*Task goal:*
Check each line of the records below and collect those holding "Garrus".

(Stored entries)
═══

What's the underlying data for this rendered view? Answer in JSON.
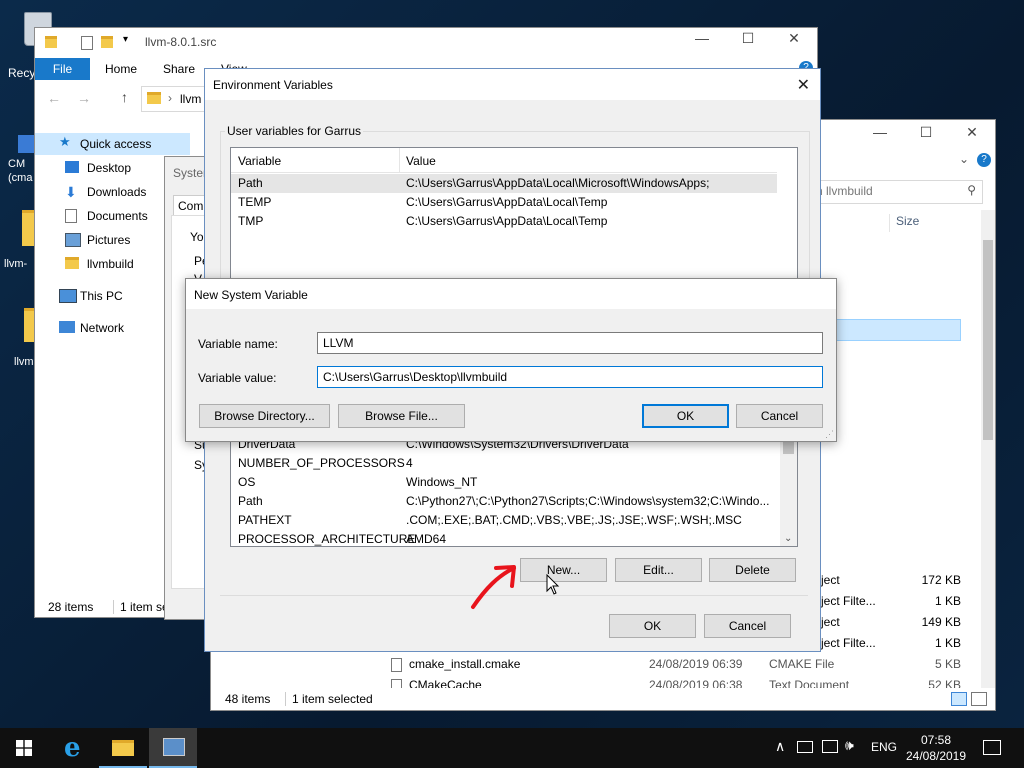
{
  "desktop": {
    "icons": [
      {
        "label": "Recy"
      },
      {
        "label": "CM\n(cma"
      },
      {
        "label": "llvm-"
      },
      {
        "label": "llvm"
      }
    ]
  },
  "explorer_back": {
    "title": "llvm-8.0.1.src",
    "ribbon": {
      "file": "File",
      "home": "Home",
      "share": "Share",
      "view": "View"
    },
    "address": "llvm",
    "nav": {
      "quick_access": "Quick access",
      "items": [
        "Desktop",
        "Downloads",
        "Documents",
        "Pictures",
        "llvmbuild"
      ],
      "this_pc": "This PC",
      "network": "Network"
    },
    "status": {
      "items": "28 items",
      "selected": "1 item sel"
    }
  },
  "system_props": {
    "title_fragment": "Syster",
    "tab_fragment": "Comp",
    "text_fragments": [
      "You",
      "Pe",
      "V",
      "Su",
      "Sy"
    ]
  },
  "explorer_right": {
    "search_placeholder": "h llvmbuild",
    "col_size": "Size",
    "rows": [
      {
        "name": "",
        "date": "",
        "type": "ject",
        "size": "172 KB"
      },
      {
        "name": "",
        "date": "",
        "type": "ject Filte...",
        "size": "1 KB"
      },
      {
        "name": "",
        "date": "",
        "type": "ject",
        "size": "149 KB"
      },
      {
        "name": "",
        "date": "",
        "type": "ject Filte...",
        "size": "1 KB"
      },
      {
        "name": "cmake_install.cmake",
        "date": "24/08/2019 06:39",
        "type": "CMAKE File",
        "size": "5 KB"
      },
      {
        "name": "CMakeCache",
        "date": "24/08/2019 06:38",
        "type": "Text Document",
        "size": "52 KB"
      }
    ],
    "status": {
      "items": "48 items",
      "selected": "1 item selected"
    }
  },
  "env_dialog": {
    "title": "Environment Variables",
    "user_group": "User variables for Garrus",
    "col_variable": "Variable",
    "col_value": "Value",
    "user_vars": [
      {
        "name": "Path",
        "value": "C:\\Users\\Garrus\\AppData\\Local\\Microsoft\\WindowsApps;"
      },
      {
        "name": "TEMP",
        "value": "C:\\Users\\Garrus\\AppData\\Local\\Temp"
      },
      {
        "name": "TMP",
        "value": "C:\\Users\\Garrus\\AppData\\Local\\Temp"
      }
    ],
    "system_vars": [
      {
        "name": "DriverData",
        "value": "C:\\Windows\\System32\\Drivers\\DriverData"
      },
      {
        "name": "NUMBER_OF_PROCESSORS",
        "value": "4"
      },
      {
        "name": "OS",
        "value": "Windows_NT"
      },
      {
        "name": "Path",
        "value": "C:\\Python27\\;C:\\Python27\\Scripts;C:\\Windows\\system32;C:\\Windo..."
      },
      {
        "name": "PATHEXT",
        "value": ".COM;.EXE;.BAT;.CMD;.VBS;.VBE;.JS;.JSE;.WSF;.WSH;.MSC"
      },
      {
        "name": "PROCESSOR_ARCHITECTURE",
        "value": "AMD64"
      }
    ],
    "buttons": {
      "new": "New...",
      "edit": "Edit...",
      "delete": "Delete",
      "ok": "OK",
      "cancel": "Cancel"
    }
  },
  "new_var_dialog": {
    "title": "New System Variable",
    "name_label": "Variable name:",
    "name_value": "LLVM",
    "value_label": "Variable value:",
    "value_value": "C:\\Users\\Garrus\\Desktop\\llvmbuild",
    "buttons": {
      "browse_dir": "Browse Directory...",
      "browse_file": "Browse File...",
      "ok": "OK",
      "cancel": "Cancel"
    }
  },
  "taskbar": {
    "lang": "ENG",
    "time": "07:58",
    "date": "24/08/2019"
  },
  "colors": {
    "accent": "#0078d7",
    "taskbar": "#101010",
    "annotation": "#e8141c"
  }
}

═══

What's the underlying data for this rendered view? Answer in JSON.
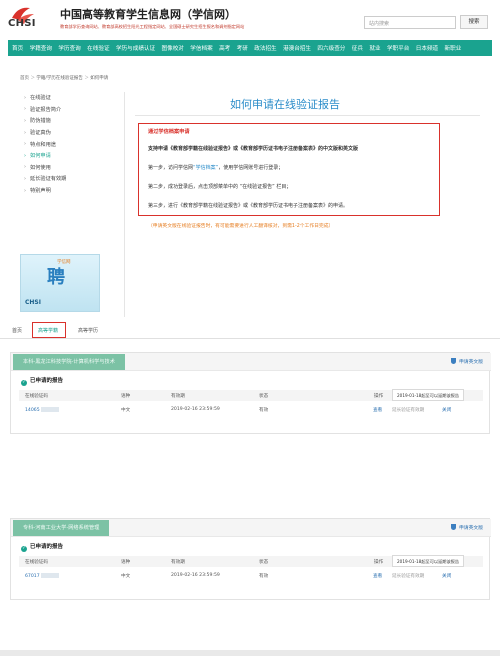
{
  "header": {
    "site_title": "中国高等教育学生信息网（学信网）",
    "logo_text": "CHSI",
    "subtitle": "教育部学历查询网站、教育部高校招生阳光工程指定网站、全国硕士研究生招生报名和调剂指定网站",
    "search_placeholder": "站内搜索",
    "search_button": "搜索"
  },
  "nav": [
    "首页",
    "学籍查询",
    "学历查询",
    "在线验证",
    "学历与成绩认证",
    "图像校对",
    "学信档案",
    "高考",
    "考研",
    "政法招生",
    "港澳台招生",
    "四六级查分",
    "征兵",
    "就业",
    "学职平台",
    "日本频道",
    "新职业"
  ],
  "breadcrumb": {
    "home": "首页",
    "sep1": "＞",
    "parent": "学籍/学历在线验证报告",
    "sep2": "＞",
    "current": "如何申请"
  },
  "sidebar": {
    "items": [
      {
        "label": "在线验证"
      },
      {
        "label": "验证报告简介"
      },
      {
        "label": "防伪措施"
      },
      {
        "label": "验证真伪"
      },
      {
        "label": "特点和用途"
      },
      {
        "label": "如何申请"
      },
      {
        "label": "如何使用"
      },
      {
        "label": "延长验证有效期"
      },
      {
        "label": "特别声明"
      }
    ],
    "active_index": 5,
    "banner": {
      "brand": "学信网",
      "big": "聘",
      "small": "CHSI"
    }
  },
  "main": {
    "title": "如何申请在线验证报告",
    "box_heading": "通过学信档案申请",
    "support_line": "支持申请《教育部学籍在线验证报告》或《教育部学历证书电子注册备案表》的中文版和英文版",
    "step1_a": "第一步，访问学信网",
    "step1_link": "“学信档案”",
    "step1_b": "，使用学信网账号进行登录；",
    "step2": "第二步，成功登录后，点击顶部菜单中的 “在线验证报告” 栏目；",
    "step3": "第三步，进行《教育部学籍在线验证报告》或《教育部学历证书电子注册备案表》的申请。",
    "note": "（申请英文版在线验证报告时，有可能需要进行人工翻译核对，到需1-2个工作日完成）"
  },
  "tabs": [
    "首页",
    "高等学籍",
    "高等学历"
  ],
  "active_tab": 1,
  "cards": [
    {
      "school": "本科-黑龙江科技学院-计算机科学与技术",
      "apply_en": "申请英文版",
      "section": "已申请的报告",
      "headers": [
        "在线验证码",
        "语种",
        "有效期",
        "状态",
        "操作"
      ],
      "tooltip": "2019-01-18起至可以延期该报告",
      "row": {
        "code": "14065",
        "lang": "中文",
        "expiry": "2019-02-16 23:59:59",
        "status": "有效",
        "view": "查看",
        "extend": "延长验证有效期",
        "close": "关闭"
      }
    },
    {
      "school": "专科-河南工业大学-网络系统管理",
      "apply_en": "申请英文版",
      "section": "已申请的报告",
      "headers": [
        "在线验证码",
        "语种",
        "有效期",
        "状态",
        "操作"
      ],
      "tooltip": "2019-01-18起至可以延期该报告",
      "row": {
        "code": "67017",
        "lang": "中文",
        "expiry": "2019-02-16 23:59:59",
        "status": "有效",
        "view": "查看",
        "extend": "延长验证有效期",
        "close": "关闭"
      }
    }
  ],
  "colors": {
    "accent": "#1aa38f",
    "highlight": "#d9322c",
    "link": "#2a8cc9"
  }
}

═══

*Reply:*
    "user_group": "User variables for Garrus",
        "value": "C:\\Users\\Garrus\\AppData\\Local\\Microsoft\\WindowsApps;"
        "value": "C:\\Users\\Garrus\\AppData\\Local\\Temp"
        "value": "C:\\Users\\Garrus\\AppData\\Local\\Temp"
    "value_value": "C:\\Users\\Garrus\\Desktop\\llvmbuild",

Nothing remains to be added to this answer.